Cancers of oral cavity and lungs account for over 25 per cent of cancer deaths in males and cancer of breast and oral cavity account for 25 per cent cancers in females. As seen in the diagram, the top five cancers in men and women account for 47.2 per cent of all cancers; the mortality rate of these cancers can be significantly reduced or prevented, if screened, diagnosed and treated at an early stage. In this era of personalised medicine, there is a huge unmet need for early diagnosis and early treatment protocols, particularly in solid tumours. The crude cancer incidence rate was highest in Kerala and Mizoram, followed by Haryana, Delhi, Karnataka, Goa, Himachal Pradesh, Uttarakhand, and Assam.
A wider adoption of liquid biopsy techniques in India could detect cancer much earlier, reduce burden on the limited cancer hospitals while saving a lot of lives – all at much lower patient costs.
So to conclude, LB is similar to tissue biopsy, less invasive and safer for patients, less tedious to perform, requires less manpower than tissue biopsy, and last but not least it is cost effective and can be performed at any remote place in India and can save millions of lives of cancer patients.
Prominent Indian oncologists at the “user-end” attest to the efficacy of LB
Says Dr Hemant Malhotra, president, Carcinogenesis Foundation – India, and professor and head, dept. of medical oncology, Sri Ram Cancer Center, MGMC Hospital, Jaipur,“I have no doubt in my mind that, with the advancement of technology and techniques, and the ever increasing need for tissue, this modality is going to become more and more important in the near future”.

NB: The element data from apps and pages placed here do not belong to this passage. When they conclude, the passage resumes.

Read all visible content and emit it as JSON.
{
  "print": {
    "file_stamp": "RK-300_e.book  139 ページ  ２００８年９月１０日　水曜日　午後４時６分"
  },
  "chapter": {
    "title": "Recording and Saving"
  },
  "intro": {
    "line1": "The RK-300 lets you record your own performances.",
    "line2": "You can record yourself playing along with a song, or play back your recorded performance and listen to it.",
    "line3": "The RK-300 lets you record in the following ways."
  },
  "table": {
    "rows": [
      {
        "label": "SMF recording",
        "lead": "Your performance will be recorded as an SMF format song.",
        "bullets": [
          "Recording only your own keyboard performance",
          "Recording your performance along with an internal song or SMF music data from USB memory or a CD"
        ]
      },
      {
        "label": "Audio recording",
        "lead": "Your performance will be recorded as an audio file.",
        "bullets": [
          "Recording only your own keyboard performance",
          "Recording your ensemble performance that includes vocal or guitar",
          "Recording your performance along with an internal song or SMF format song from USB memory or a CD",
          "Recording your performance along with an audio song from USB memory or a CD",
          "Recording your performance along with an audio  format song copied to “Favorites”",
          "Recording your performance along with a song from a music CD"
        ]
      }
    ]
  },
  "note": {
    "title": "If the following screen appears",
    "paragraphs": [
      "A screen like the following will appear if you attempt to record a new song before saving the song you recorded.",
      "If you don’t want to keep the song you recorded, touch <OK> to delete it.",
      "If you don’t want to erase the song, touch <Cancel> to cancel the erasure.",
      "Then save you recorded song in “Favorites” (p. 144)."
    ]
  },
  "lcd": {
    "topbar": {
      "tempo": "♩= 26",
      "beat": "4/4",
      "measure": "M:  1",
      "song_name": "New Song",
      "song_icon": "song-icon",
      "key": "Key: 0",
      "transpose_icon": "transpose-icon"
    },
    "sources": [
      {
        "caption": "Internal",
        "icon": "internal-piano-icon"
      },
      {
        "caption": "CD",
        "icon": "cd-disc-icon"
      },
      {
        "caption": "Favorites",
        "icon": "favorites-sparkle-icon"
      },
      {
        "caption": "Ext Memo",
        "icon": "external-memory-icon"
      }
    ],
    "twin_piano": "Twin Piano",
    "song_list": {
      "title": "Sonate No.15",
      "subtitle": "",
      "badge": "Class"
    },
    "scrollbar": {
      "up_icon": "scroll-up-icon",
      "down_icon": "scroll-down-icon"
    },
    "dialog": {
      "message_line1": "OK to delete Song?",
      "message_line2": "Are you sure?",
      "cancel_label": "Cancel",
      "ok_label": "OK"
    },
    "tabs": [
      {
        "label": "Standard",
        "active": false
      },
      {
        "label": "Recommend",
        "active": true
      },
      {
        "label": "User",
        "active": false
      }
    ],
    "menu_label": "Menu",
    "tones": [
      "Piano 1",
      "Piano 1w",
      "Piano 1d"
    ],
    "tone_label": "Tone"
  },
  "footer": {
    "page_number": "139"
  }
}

“In oncology, liquid biopsy helps us make the right decision for treatment of patients in many ways. When tissue biopsy is not possible or fails; when the biopsy needs to be done at frequent intervals; when additional mutations driving disease progression need to be identified; when targeted treatment is commenced, changed or stopped; when patient develops unusual features that do not match the natural history of the cancer. I cannot think I can do justice to many of my cancer patients without the benefit of proper use of liquid biopsy,”says Dr Purvish Parikh, group oncology director, academics and academic professor of medical oncology, Shalby Cancer & Research Institutes, India.
“Liquid biopsies are essentially using blood, serum or other body secretions including but not limited to urine, saliva, sputum. Sampling blood seems very attractive as this helps us to overcome the tumour heterogeneity – a shortcoming of limited tumour biopsy. It can also be done serially at various time points to study the tumour progression, response to therapy and to look at genetic changes that could help us to tailor treatment,” states Dr K Govind Babu, consultant medical oncologist, St Johns Medical College and Hospital, HCG Hospitals, Bangalore.